Killer Network Manager is a network management suite developed by Killer Networking for Killer network adapter users. It’s a set of programs that allows you to manage your network and prioritize the network resource usage of applications.
It is a feature that optimize your network, but not an essential component you have to install.
Killer Network Manager is now archived by Killer Networking and replaced by its successor Killer Control Center. So:
Killer Netwokr Manager or Killer Control Center can help you optimize your network. And another effective way to make sure your network is working properly is to update your Killer network driver.
If you don’t have the time, patience or skills to update your network adapter manually, you can do it automatically with Driver Easy.Driver Easy will automatically recognize your system and find the correct drivers for it. You don’t need to know exactly what system your computer is running, you don’t need to risk downloading and installing the wrong driver, and you don’t need to worry about making a mistake when installing.You can download and install your drivers by using either Free or Pro version of Driver Easy. But with the Pro version it takes only 2 clicks (and you get full support and a 30-day money back guarantee):
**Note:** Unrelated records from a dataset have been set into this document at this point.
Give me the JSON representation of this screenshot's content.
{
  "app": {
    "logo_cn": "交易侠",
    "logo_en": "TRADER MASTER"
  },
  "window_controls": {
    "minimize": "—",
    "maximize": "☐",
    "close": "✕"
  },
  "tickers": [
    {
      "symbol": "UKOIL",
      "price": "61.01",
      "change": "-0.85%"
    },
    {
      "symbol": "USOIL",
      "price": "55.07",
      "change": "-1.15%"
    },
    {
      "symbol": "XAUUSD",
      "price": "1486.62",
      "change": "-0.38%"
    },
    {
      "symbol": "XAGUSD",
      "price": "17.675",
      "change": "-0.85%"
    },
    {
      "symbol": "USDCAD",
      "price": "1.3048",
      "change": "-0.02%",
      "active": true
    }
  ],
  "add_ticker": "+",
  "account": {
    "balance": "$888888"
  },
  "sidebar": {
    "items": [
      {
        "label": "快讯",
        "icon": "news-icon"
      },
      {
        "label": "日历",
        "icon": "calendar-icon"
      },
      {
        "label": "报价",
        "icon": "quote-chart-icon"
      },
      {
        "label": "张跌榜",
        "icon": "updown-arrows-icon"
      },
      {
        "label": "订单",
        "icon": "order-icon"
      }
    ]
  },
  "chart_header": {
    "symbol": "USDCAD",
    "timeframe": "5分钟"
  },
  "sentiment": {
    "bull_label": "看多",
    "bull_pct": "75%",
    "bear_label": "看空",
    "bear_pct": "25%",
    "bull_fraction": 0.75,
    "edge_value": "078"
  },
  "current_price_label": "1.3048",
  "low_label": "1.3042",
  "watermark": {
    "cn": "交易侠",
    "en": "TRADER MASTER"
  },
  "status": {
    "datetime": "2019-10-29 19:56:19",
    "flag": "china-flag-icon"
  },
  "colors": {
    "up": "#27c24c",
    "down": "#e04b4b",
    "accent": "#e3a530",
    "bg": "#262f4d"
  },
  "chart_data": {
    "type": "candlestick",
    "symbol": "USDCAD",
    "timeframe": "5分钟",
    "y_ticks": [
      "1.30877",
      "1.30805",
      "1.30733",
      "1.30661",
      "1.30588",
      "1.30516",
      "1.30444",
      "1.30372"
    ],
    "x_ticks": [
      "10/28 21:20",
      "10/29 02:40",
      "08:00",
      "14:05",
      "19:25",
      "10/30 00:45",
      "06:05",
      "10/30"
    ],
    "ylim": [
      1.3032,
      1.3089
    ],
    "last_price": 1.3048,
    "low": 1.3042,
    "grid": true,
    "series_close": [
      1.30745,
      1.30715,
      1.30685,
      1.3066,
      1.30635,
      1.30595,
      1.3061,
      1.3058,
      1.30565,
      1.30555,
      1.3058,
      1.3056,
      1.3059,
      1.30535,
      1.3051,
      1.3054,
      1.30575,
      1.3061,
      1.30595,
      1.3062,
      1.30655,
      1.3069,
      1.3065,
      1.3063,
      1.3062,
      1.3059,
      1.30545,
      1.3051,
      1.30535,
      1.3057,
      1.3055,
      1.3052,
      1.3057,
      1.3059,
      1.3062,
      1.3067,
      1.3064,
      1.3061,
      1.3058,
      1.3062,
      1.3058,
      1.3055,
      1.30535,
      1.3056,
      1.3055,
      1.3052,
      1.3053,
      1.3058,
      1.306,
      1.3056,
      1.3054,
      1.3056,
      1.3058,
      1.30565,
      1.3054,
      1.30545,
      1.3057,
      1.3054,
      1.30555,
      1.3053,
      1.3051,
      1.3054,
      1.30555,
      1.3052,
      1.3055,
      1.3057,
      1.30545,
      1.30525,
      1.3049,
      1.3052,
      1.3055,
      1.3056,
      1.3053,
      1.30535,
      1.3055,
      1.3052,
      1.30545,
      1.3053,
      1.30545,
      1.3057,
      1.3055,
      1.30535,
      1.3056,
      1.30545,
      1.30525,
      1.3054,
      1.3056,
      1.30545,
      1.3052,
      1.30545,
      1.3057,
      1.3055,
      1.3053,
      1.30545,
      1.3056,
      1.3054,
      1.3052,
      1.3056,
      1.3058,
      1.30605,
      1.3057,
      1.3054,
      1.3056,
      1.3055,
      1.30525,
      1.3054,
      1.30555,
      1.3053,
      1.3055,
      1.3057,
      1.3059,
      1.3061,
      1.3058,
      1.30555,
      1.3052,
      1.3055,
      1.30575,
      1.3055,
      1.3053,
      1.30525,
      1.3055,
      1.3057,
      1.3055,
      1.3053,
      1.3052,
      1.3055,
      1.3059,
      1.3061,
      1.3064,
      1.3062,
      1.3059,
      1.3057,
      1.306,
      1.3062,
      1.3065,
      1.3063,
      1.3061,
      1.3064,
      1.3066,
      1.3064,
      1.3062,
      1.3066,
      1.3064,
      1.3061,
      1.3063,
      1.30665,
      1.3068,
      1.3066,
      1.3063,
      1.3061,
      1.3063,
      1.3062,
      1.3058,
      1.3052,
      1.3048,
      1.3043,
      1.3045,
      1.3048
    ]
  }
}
Run Driver Easy and click the Scan Now button. Driver Easy will then scan your computer and detect any problem drivers.
Click the Update button next to Killer network adapter to download the latest and correct drivers for it, then you can manually install it. You can also click the Update All button at the bottom right to automatically update all outdated or missing drivers on your computer (this requires the Pro version — you will be prompted to upgrade when you click Update All).
If you have any issue with Driver Easy, please contact Driver Easy’s support team at firstname.lastname@example.org for advice. You should attach the URL of this article so they can help you better.
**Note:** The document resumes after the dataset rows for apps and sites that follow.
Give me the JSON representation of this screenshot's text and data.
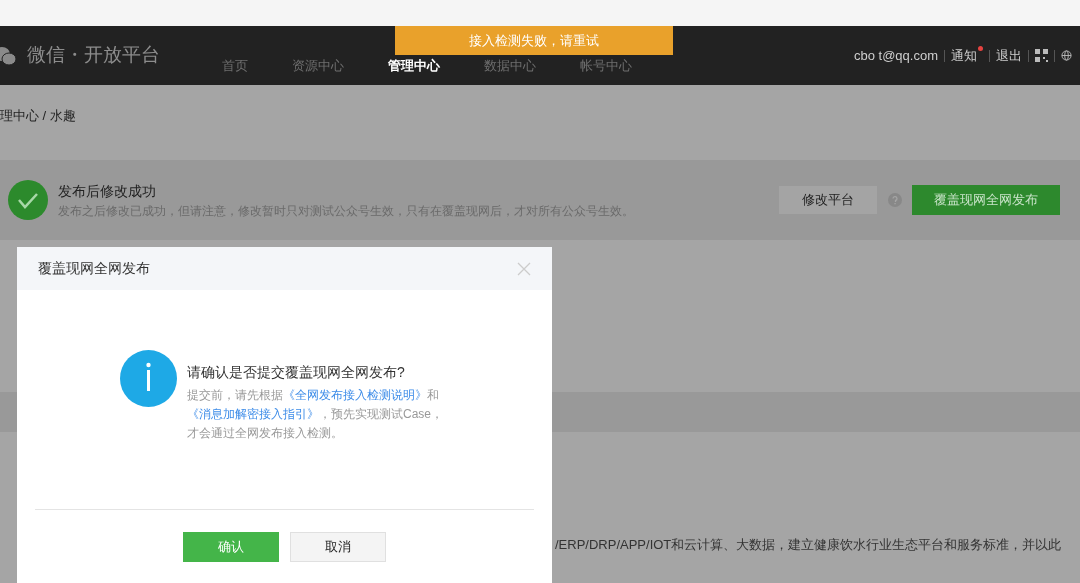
{
  "toast": {
    "text": "接入检测失败，请重试"
  },
  "nav": {
    "logo": "微信・开放平台",
    "items": [
      {
        "label": "首页",
        "selected": false
      },
      {
        "label": "资源中心",
        "selected": false
      },
      {
        "label": "管理中心",
        "selected": true
      },
      {
        "label": "数据中心",
        "selected": false
      },
      {
        "label": "帐号中心",
        "selected": false
      }
    ],
    "account": "cbo t@qq.com",
    "notify": "通知",
    "notify_unread": true,
    "logout": "退出"
  },
  "breadcrumb": "理中心 / 水趣",
  "status": {
    "title": "发布后修改成功",
    "description": "发布之后修改已成功，但请注意，修改暂时只对测试公众号生效，只有在覆盖现网后，才对所有公众号生效。",
    "buttons": [
      {
        "label": "修改平台",
        "kind": "secondary"
      },
      {
        "label": "覆盖现网全网发布",
        "kind": "primary"
      }
    ]
  },
  "body_text": "/ERP/DRP/APP/IOT和云计算、大数据，建立健康饮水行业生态平台和服务标准，并以此",
  "dialog": {
    "title": "覆盖现网全网发布",
    "heading": "请确认是否提交覆盖现网全网发布?",
    "description": [
      {
        "kind": "text",
        "text": "提交前，请先根据"
      },
      {
        "kind": "link",
        "text": "《全网发布接入检测说明》"
      },
      {
        "kind": "text",
        "text": "和"
      },
      {
        "kind": "link",
        "text": "《消息加解密接入指引》"
      },
      {
        "kind": "text",
        "text": "，预先实现测试Case，才会通过全网发布接入检测。"
      }
    ],
    "buttons": [
      {
        "label": "确认",
        "kind": "primary"
      },
      {
        "label": "取消",
        "kind": "secondary"
      }
    ]
  }
}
Jonny, a Microsoft Certified Professional, is a technical writer and technology enthusiast who still fiddles with computers and tech toys in his spare time. He believes technology should bring users satisfaction, not annoyance, so he writes to help people overcome their tech troubles.